Jan. 23, 2008
The University of Chicago showcased leading contemporary artists on Thursday, Jan. 31 and Friday, Feb. 1. Over a 28-hour period, the campus hosted one of the music world’s most innovative performers, launched an exhibition that features some of the world’s leading video artists, presented a dialogue on the creative process of adaptation, and hosted a performance/conversation with one of Europe’s most inventive conceptual artists.
“This winter contemporary arts showcase is all part of a huge range of contemporary arts coming to the University,” said Larry Norman, the University’s Deputy Provost for the Arts, and Associate Professor in Romance Languages and Literatures. “We’re really excited about the synergies arising from these interconnected efforts.”
The winter contemporary arts showcase served as the kick-off of a season of contemporary events at the University of Chicago’s Hyde Park campus. For more information on upcoming events at Chicago, please visit: arts.uchicago.edu.
It’s a common practice in popular culture: Moviegoers and booklovers routinely debate whether a film version is superior to the book version. But what’s much less known is how adaptation works in the contemporary art world. How do visual artists reinterpret and re-imagine classical texts and musical scores? What obstacles and issues do they face?
Beginning Jan. 31, the Smart Museum will host “Adaptation: Video Installations by Ben-Ner, Herrera, Sullivan and Sussman & The Rufus Corporation” — one of the first exhibitions to feature the adaptations of some of the world’s leading contemporary artists. The exhibition, which will run through May 4, features one or two video installations for each artist. Installations include: Guy Ben-Ner’s “Moby Dick” (2000), adapted from the classic 1851 novel; Arturo Herrera’s “Les Noces” (2007), an adaptation of Stravinsky’s ballet, and Eve Sussman’s and The Rufus Corporation’s feature-length contemporary retelling of the Roman myth “The Rape of the Sabine Women” which was inspired, in part, by Jacques-Louis David’s 1799 painting, “The Intervention of the Sabine Women,” an earlier retelling of the myth. “Adaptation” also features two pieces from Catherine Sullivan, Assistant Professor of Visual Arts at Chicago.
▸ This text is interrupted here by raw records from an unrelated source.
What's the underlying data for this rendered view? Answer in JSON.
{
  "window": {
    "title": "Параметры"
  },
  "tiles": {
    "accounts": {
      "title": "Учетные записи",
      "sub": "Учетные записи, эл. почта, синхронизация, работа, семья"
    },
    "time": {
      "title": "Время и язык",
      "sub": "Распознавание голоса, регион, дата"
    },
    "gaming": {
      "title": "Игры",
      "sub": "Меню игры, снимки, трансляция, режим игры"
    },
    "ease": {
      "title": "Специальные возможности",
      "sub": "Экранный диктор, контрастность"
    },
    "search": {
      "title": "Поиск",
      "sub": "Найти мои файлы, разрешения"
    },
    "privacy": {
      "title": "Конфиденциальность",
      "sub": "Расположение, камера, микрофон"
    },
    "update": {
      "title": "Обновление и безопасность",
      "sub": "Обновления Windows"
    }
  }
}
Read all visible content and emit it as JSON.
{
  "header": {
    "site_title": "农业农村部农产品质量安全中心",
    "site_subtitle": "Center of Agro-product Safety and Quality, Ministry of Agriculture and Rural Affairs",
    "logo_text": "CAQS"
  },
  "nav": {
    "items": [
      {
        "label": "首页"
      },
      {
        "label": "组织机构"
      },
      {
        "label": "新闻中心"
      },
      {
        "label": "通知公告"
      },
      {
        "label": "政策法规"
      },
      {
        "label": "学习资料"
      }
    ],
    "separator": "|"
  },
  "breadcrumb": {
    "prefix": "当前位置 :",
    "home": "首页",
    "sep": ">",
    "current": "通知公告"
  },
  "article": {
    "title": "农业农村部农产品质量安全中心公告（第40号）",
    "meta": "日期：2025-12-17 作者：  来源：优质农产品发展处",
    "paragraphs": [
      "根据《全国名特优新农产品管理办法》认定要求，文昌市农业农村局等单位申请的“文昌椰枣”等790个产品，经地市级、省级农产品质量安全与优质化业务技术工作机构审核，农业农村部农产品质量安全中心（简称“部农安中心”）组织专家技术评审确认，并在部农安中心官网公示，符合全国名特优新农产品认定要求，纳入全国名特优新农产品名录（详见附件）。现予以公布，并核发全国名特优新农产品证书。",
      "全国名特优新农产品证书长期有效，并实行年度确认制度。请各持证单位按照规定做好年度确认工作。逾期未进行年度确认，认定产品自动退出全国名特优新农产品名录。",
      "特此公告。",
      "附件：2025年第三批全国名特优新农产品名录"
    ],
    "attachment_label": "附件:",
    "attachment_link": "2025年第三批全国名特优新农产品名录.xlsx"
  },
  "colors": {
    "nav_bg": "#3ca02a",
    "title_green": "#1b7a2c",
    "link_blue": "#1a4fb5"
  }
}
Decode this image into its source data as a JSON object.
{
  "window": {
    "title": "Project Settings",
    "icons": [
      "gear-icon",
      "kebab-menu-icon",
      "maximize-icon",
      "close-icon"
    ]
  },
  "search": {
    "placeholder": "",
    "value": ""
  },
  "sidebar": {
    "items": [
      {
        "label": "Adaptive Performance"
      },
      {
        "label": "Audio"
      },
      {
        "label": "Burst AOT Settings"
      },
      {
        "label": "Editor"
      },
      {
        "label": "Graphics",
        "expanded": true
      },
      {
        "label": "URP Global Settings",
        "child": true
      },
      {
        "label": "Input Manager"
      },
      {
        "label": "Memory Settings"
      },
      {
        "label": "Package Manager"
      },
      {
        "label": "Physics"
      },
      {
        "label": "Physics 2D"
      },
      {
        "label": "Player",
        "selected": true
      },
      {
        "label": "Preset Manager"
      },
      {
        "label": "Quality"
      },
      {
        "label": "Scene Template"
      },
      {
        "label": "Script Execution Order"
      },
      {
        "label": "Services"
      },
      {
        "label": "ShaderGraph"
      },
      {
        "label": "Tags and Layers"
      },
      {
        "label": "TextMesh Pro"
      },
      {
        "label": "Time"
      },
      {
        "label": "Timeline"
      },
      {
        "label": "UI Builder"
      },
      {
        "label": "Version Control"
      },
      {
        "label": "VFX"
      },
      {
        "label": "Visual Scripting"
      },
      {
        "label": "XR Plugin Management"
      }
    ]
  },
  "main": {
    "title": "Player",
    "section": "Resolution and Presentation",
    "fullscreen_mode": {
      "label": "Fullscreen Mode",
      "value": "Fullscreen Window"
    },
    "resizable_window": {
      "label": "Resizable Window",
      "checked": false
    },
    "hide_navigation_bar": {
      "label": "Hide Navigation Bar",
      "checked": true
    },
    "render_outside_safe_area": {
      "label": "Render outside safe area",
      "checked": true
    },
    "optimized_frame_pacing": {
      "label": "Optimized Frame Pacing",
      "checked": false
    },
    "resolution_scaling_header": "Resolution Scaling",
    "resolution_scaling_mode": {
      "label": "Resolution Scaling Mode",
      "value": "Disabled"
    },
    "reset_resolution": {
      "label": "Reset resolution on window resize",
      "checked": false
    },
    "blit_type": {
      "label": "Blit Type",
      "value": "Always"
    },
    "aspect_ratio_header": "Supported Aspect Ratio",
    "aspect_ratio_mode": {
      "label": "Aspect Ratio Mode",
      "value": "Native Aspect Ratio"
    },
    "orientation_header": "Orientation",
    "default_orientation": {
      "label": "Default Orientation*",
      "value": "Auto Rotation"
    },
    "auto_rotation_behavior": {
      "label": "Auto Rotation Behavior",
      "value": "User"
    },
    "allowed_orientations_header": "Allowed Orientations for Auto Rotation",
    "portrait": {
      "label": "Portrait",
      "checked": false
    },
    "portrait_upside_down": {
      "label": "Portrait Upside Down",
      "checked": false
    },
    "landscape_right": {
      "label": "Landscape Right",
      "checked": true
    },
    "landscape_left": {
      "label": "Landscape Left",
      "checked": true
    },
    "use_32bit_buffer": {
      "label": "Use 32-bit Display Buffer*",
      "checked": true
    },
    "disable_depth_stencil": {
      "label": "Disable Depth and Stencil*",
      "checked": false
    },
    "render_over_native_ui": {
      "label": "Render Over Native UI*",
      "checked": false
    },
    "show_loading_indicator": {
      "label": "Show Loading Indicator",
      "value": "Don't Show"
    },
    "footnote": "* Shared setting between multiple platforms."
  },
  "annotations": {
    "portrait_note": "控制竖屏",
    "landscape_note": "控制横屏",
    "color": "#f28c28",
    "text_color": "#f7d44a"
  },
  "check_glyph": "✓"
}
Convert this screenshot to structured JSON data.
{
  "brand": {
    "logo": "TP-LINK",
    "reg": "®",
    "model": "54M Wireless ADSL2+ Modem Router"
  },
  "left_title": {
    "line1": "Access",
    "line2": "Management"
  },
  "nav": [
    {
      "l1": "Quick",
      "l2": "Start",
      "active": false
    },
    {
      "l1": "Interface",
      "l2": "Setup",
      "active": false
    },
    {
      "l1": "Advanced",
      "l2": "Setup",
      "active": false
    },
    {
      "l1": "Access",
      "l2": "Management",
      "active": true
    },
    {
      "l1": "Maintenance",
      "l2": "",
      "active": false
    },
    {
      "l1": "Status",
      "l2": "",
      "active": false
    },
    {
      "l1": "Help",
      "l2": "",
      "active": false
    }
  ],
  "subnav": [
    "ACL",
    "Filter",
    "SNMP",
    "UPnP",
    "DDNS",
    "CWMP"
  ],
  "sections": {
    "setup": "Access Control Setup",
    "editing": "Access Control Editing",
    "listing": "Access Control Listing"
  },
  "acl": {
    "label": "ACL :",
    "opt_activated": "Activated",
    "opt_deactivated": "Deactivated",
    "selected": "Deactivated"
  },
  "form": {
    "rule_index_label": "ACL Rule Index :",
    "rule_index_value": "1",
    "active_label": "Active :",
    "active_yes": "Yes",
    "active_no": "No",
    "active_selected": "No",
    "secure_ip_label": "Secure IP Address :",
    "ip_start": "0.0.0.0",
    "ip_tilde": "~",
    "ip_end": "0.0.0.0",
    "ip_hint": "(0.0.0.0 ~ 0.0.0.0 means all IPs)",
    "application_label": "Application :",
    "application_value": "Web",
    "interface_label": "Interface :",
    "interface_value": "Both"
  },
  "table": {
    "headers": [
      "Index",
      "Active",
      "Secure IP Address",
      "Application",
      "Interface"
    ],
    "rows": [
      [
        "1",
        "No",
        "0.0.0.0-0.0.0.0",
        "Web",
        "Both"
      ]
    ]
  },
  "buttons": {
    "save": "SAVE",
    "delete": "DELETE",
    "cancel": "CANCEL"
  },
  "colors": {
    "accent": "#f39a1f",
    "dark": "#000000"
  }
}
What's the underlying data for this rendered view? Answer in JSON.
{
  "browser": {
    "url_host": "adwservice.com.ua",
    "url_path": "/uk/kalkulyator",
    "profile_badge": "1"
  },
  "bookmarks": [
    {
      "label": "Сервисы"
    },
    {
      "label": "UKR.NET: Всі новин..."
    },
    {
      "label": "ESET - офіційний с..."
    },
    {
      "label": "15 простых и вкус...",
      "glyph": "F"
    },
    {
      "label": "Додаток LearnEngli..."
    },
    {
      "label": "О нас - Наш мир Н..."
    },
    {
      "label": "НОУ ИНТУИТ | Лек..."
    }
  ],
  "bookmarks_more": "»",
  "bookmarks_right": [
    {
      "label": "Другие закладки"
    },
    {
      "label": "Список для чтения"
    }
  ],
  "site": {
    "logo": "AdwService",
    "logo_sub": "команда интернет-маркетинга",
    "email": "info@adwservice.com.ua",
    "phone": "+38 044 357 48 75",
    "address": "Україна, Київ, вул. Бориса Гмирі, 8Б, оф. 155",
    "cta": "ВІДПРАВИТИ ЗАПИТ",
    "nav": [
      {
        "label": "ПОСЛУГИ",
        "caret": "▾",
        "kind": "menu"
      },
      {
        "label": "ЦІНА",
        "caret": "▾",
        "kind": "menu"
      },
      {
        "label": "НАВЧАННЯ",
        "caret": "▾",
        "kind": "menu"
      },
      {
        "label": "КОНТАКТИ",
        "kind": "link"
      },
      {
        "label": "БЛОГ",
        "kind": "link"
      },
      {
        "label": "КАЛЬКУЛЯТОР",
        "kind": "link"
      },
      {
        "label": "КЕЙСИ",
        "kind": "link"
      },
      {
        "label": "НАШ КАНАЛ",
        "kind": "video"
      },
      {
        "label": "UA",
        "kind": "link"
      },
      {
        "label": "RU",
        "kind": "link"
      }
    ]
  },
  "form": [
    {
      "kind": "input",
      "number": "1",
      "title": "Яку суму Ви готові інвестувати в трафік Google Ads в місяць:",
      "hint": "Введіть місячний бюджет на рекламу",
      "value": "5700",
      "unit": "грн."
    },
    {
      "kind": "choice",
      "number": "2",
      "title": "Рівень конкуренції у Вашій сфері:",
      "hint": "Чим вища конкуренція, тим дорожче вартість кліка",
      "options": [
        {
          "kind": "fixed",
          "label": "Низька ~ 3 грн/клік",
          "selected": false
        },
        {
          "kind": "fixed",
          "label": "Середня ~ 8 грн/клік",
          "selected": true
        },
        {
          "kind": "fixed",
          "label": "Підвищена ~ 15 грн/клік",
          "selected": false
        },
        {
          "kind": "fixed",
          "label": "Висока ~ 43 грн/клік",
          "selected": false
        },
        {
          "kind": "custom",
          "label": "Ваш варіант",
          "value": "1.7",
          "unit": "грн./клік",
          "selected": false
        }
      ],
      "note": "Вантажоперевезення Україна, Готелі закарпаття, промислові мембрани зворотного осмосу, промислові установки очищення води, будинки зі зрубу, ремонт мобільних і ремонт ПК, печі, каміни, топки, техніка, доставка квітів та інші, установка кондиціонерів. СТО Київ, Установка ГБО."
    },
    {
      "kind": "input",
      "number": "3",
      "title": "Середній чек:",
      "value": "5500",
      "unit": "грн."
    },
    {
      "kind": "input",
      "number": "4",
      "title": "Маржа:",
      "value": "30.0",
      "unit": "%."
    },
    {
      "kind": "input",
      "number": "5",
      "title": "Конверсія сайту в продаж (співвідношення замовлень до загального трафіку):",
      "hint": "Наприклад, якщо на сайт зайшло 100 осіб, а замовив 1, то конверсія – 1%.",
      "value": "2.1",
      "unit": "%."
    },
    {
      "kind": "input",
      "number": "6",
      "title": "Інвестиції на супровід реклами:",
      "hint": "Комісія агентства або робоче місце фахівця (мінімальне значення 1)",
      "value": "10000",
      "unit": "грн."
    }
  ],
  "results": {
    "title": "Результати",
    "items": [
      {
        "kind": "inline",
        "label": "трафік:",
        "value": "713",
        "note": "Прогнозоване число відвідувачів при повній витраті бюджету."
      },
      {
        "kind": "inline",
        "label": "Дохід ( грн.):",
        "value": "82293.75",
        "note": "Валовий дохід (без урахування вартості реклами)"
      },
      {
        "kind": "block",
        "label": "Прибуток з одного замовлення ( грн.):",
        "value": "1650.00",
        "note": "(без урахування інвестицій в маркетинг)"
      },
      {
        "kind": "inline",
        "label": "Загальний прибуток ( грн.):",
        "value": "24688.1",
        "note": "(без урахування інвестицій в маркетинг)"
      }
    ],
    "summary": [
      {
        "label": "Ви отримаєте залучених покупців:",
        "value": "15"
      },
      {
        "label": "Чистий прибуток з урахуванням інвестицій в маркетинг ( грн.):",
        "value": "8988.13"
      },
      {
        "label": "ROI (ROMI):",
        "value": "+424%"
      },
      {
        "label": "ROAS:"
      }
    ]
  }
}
Sullivan’s “Triangle of Need,” which she created with a dancer/choreographer and a composer, is a multichannel, multilayered video installation.
For more information on the exhibition, and the artists, please visit smartmuseum.uchicago.edu.High-resolution images of the works in the exhibition are available online at: smartmuseum.uchicago.edu/pressroom.